WHAT NEEDS TO BE DONE:
Every record gets copied exactly, and no picture goes with it.

Excerpts from an interface dataset
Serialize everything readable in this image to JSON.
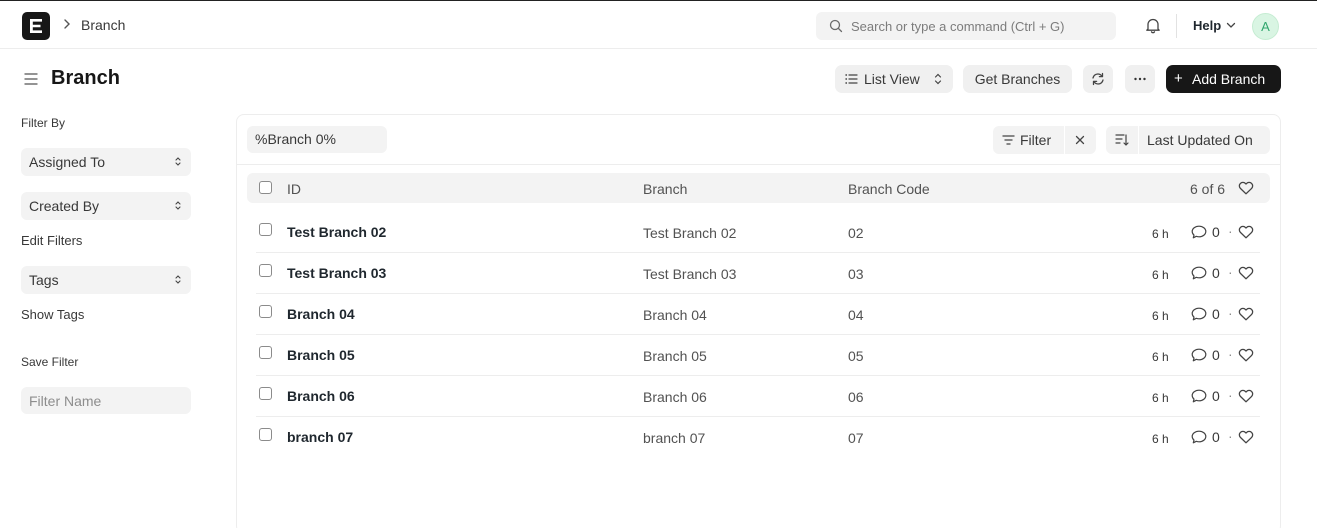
{
  "navbar": {
    "logo_letter": "E",
    "breadcrumb": "Branch",
    "search_placeholder": "Search or type a command (Ctrl + G)",
    "help_label": "Help",
    "avatar_initial": "A"
  },
  "page": {
    "title": "Branch",
    "list_view_label": "List View",
    "get_branches_label": "Get Branches",
    "add_label": "Add Branch",
    "primary_color": "#171717"
  },
  "sidebar": {
    "filter_by_label": "Filter By",
    "assigned_to": "Assigned To",
    "created_by": "Created By",
    "edit_filters": "Edit Filters",
    "tags": "Tags",
    "show_tags": "Show Tags",
    "save_filter_label": "Save Filter",
    "filter_name_placeholder": "Filter Name"
  },
  "toolbar": {
    "standard_filter_value": "%Branch 0%",
    "filter_label": "Filter",
    "sort_label": "Last Updated On"
  },
  "list": {
    "columns": [
      "ID",
      "Branch",
      "Branch Code"
    ],
    "count": "6 of 6",
    "rows": [
      {
        "id": "Test Branch 02",
        "branch": "Test Branch 02",
        "code": "02",
        "time": "6 h",
        "comments": "0"
      },
      {
        "id": "Test Branch 03",
        "branch": "Test Branch 03",
        "code": "03",
        "time": "6 h",
        "comments": "0"
      },
      {
        "id": "Branch 04",
        "branch": "Branch 04",
        "code": "04",
        "time": "6 h",
        "comments": "0"
      },
      {
        "id": "Branch 05",
        "branch": "Branch 05",
        "code": "05",
        "time": "6 h",
        "comments": "0"
      },
      {
        "id": "Branch 06",
        "branch": "Branch 06",
        "code": "06",
        "time": "6 h",
        "comments": "0"
      },
      {
        "id": "branch 07",
        "branch": "branch 07",
        "code": "07",
        "time": "6 h",
        "comments": "0"
      }
    ]
  }
}
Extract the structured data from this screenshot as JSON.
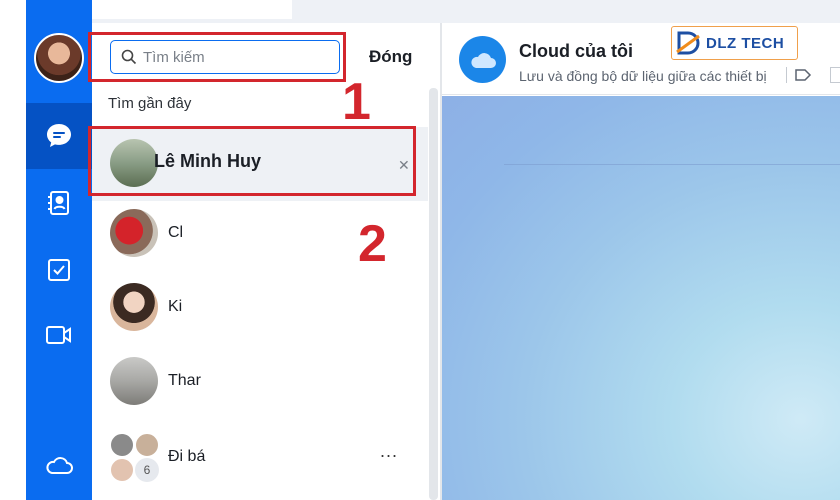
{
  "search": {
    "placeholder": "Tìm kiếm",
    "close_label": "Đóng",
    "recent_label": "Tìm gần đây"
  },
  "recent_contacts": [
    {
      "name": "Lê Minh Huy",
      "selected": true
    },
    {
      "name": "Cl"
    },
    {
      "name": "Ki"
    },
    {
      "name": "Thar"
    },
    {
      "name": "Đi bá",
      "members_extra": "6",
      "more": "..."
    }
  ],
  "annotations": [
    "1",
    "2"
  ],
  "conversation": {
    "title": "Cloud của tôi",
    "subtitle": "Lưu và đồng bộ dữ liệu giữa các thiết bị"
  },
  "logo": {
    "text": "DLZ TECH"
  },
  "colors": {
    "rail": "#0a6cf0",
    "rail_active": "#0552c4",
    "annotation_red": "#d3262d",
    "cloud_avatar": "#1b86e8"
  },
  "icons": {
    "nav": [
      "chat-icon",
      "contacts-icon",
      "todo-icon",
      "video-icon",
      "cloud-icon"
    ]
  }
}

ANSWER AREA:
Serialize everything readable in this image to JSON.
{
  "navbar": {
    "logo_letter": "E",
    "breadcrumb": "Branch",
    "search_placeholder": "Search or type a command (Ctrl + G)",
    "help_label": "Help",
    "avatar_initial": "A"
  },
  "page": {
    "title": "Branch",
    "list_view_label": "List View",
    "get_branches_label": "Get Branches",
    "add_label": "Add Branch",
    "primary_color": "#171717"
  },
  "sidebar": {
    "filter_by_label": "Filter By",
    "assigned_to": "Assigned To",
    "created_by": "Created By",
    "edit_filters": "Edit Filters",
    "tags": "Tags",
    "show_tags": "Show Tags",
    "save_filter_label": "Save Filter",
    "filter_name_placeholder": "Filter Name"
  },
  "toolbar": {
    "standard_filter_value": "%Branch 0%",
    "filter_label": "Filter",
    "sort_label": "Last Updated On"
  },
  "list": {
    "columns": [
      "ID",
      "Branch",
      "Branch Code"
    ],
    "count": "6 of 6",
    "rows": [
      {
        "id": "Test Branch 02",
        "branch": "Test Branch 02",
        "code": "02",
        "time": "6 h",
        "comments": "0"
      },
      {
        "id": "Test Branch 03",
        "branch": "Test Branch 03",
        "code": "03",
        "time": "6 h",
        "comments": "0"
      },
      {
        "id": "Branch 04",
        "branch": "Branch 04",
        "code": "04",
        "time": "6 h",
        "comments": "0"
      },
      {
        "id": "Branch 05",
        "branch": "Branch 05",
        "code": "05",
        "time": "6 h",
        "comments": "0"
      },
      {
        "id": "Branch 06",
        "branch": "Branch 06",
        "code": "06",
        "time": "6 h",
        "comments": "0"
      },
      {
        "id": "branch 07",
        "branch": "branch 07",
        "code": "07",
        "time": "6 h",
        "comments": "0"
      }
    ]
  }
}
Extract the structured data from this screenshot as JSON.
{
  "search": {
    "placeholder": "Tìm kiếm",
    "close_label": "Đóng",
    "recent_label": "Tìm gần đây"
  },
  "recent_contacts": [
    {
      "name": "Lê Minh Huy",
      "selected": true
    },
    {
      "name": "Cl"
    },
    {
      "name": "Ki"
    },
    {
      "name": "Thar"
    },
    {
      "name": "Đi bá",
      "members_extra": "6",
      "more": "..."
    }
  ],
  "annotations": [
    "1",
    "2"
  ],
  "conversation": {
    "title": "Cloud của tôi",
    "subtitle": "Lưu và đồng bộ dữ liệu giữa các thiết bị"
  },
  "logo": {
    "text": "DLZ TECH"
  },
  "colors": {
    "rail": "#0a6cf0",
    "rail_active": "#0552c4",
    "annotation_red": "#d3262d",
    "cloud_avatar": "#1b86e8"
  },
  "icons": {
    "nav": [
      "chat-icon",
      "contacts-icon",
      "todo-icon",
      "video-icon",
      "cloud-icon"
    ]
  }
}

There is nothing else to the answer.